    "Iran can still surprise. Despite thousands of candidate disqualifications, tens of millions of Iranians flocked to the polls to vote in their 2016 elections. Turnout has surpassed 60 percent. Victory by candidates aligned with President Hassan Rouhani already exceeds expectations. Thus far, there have been no allegations of cheating. This begs the question: What just happened?"

    Marashi lists several factors in the trend toward a more moderate government, including energizing the youth in the country to vote. "Iran's large youth population means there were millions of eligible first-time voters, and many young Iranians vote in order to avoid being turned down for employment or other government-related benefits. Having a stamp in their identity papers showing they participated in the electoral process is at best a show of patriotism and at worst, erring on the side of caution."

    Young people are given an incentive to vote. I don't know how something like that would catch on in the USA. Maybe Bernie's candidacy is all they need. However, Marashi also points to another reason which fits more with the Hillary Clinton philosophy:

    "But perhaps above all else, these elections reflect Iranian society's continued desire to bring about change through gradual evolution rather than radical upheaval. They are demanding pragmatic and democratic reform within the existing system. No one is calling for a revolution, and a diverse socioeconomic swath of Iranian society rejects foreign interference in its politics."

    These elections were a rejection of the hardliners. Sure extremists are still in government at both the left and the right. However, as Marashi points out: "A more diverse range of views will now be sitting at the decision-making table in Iran.
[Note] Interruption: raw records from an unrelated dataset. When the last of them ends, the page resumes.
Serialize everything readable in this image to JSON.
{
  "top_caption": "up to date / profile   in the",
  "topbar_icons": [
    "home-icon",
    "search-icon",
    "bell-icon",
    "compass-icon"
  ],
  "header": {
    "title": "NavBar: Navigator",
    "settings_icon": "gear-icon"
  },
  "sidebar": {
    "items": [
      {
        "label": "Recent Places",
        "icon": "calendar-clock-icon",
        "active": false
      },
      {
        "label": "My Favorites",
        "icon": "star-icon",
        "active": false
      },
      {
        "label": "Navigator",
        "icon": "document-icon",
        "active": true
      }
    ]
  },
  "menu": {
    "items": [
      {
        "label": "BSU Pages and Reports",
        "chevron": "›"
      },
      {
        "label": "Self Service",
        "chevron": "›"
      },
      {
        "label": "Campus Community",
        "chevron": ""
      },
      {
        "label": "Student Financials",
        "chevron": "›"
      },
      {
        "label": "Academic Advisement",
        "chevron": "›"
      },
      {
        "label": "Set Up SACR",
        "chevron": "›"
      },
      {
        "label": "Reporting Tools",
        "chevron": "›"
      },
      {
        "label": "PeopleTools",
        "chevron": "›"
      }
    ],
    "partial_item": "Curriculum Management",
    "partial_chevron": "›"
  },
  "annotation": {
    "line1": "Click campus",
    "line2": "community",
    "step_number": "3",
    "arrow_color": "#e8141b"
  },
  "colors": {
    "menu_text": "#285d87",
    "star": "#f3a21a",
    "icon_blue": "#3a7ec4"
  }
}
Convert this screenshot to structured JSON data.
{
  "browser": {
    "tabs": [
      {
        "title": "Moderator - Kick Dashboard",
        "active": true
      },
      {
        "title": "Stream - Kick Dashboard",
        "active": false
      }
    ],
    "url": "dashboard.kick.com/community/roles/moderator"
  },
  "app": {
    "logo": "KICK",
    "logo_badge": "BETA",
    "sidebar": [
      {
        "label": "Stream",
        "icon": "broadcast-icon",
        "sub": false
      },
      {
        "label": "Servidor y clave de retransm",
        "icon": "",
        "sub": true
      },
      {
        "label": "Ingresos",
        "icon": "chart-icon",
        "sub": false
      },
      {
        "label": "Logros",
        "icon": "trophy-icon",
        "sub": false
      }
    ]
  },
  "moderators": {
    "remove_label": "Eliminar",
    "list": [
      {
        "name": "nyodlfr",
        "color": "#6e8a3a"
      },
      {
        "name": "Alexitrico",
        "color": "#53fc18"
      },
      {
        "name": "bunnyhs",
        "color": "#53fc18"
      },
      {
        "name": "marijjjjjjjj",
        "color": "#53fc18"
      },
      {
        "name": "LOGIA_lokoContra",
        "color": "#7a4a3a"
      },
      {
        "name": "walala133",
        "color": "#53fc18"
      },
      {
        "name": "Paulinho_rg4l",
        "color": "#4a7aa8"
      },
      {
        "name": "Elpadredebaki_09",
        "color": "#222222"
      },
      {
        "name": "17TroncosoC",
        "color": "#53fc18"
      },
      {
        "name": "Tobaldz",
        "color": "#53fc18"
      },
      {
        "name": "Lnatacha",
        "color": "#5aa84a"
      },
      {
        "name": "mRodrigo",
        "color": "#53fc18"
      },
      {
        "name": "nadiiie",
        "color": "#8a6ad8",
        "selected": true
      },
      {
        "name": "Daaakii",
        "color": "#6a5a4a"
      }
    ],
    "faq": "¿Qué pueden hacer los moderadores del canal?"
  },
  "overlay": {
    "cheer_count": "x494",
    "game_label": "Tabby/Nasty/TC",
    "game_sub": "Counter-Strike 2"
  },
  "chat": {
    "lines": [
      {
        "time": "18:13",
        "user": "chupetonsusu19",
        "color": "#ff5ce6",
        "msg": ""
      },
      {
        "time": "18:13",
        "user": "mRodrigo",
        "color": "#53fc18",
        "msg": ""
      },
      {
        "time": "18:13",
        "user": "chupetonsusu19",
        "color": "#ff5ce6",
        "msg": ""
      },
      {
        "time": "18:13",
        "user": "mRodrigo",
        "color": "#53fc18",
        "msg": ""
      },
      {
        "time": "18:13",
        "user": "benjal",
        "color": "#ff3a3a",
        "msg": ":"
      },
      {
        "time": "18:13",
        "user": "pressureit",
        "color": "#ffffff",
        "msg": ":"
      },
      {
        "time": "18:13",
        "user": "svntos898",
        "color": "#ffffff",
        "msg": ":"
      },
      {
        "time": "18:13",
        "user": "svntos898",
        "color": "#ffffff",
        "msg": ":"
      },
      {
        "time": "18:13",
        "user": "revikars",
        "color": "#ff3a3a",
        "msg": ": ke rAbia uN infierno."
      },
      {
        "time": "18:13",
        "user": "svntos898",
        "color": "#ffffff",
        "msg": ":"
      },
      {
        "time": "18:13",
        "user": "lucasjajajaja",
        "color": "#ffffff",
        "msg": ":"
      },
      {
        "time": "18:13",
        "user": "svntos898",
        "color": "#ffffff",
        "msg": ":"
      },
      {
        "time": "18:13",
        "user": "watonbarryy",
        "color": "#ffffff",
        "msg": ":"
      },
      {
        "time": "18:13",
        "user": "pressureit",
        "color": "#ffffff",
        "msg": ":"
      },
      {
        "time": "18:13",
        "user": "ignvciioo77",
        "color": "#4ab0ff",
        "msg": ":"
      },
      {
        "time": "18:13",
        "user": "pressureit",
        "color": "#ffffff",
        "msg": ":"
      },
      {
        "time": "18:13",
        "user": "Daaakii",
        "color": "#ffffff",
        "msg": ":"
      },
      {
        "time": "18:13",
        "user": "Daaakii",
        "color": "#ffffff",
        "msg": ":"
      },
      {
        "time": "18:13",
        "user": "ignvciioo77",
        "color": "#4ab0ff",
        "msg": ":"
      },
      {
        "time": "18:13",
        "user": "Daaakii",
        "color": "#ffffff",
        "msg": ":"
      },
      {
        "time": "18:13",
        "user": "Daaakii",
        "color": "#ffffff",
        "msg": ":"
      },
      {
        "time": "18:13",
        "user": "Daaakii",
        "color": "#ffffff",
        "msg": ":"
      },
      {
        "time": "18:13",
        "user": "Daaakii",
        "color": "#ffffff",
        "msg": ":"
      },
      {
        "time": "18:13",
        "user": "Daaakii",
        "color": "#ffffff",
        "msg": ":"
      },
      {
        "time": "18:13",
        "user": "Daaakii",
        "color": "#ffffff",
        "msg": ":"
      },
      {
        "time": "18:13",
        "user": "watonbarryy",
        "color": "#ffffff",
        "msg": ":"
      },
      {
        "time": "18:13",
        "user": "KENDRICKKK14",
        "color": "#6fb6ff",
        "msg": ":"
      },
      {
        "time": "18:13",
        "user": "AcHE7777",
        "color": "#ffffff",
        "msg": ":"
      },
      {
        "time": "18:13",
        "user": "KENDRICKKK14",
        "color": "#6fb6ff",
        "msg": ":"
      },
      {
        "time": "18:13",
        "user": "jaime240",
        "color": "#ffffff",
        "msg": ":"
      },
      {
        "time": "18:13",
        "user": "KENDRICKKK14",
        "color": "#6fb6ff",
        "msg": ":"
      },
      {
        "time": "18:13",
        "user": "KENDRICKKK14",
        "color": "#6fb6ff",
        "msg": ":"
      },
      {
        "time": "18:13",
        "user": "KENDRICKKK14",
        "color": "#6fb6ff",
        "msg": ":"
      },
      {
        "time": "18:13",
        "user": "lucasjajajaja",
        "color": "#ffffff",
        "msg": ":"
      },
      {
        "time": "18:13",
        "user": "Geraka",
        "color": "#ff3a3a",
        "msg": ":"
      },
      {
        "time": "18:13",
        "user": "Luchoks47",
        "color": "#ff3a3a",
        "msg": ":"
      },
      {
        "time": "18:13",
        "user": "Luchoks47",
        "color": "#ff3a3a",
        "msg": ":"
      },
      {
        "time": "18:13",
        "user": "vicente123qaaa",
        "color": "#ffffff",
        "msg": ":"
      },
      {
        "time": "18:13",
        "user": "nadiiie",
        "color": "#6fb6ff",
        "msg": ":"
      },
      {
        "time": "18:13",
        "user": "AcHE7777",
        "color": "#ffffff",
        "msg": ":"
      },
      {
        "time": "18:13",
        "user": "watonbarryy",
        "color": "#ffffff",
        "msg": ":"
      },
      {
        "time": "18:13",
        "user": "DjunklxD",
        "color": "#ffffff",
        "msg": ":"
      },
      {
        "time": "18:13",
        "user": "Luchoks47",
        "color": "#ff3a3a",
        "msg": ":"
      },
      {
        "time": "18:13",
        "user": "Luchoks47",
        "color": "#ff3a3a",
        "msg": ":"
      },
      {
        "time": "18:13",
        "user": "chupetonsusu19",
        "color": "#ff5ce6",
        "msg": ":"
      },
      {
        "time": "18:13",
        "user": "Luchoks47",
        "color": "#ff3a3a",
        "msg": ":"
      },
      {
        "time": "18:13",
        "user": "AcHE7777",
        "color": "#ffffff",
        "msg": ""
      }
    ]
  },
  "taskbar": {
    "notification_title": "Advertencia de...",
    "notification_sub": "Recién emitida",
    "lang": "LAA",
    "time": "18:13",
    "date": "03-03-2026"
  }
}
Politicians that have united as part of Rouhani's coalition were at each other's throats 10 to 15 years ago."

    Wouldn't it be nice if we could learn from Iran?